A few years ago, I was a consultant for a television documentary called The Mysterious Origins of Man. Produced by Bill Cote, it aired on NBC. The program featured, among other things, material from my book Forbidden Archeology, and both my coauthor and I appeared in the show. The show was hosted by Charlton Heston, who said in one of the opening scenes: “What happens when we find a modern human skull in rock strata far beneath even the oldest of man’s ancestors? In their controversial book, Forbidden Archeology, Michael Cremo and Dr. Richard Thompson have documented hundreds of these anomalous artifacts.” Here we find echoes of Planet of the Apes. Charlton Heston was still speaking like Taylor, and I was put into a role like that of Cornelius, speaking about forbidden archaeological evidence that challenges conventional accounts of human origins.

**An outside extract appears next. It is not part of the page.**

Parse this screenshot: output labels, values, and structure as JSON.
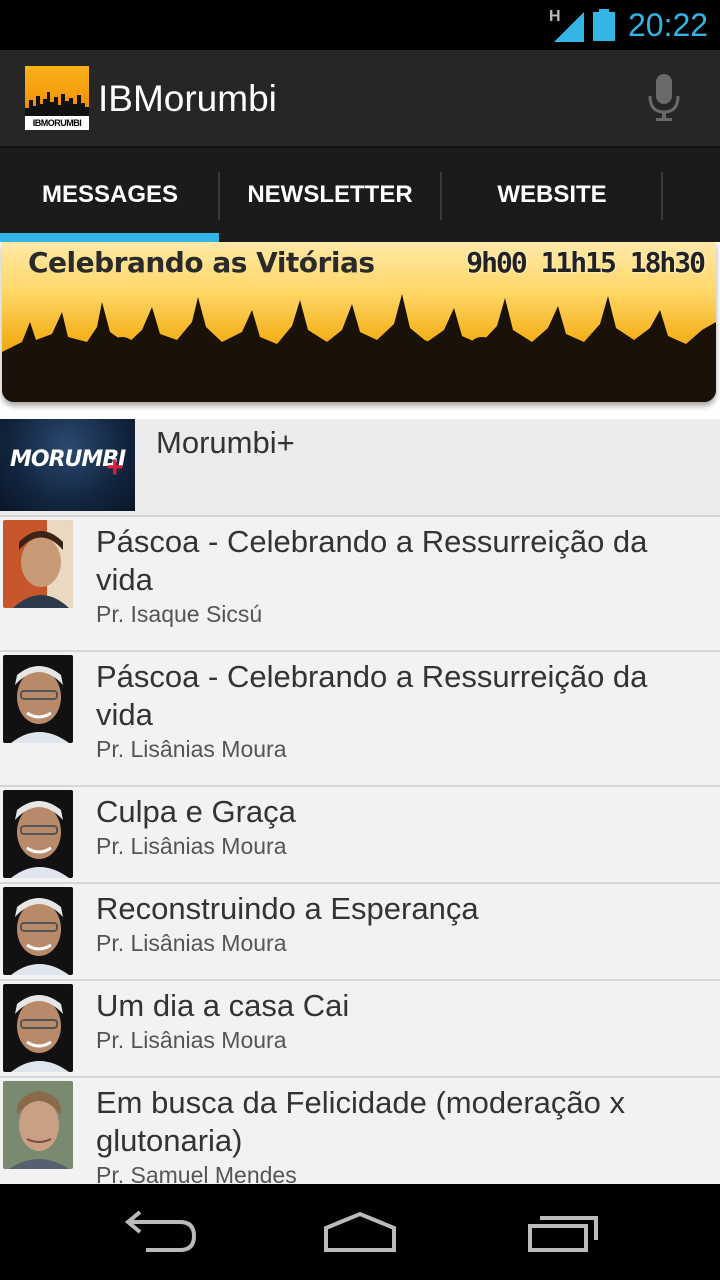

Then some characters like Dr. Zaius entered the scene. As far as I know, the broadcast of The Mysterious Origins of Man by NBC in February of 1996 was the first time a major American television network had aired a program challenging Darwinian explanations of human origins. This apparently caught the orthodox scientific community in the United States by surprise. They thought they “owned” the mainstream media.
Although evolution scientists in America were outraged when the program was first shown, they became even more upset when they learned NBC was going to show it again. Scientists organized attempts to influence NBC not to show the documentary again. When these attempts failed, these scientists, like Dr. Zaius on the Planet of the Apes, wanted to convene a state tribunal to set things right. On June 17, 1996, Dr. Allison R. Palmer, president of the Institute for Cambrian Studies, wrote to the Federal Communications Commission: “This e-mail is a request for the FCC to investigate and, I hope, seriously censure the National Broadcasting Company.” Palmer continued: “At the very least NBC should be required to make substantial primetime apologies to their viewing audience for a sufficient period of time so that the audience clearly gets the message that they were duped. In addition, NBC should perhaps be fined sufficiently so that a major fund for public science education can be established.” Palmer’s attempt to get the FCC to punish NBC failed, but the very fact that such an attempt was made should tell us something. Palmer’s letter was widely circulated to scientists, who were asked to send letters of support to the FCC. This is reminiscent of the efforts of Dr. Zaius to suppress the archaeological finds of Cornelius. So perhaps in this respect, as Taylor found in the final scene of the 1968 film, the planet of the apes is really our planet.
Michael A. Cremo is author, with Richard Thompson, of the underground classic Forbidden Archaeology: The Hidden History of the Human Race. His latest book is Human Devolution: A Vedic Alternative to Darwin’s Theory (see www.humandevolution.com).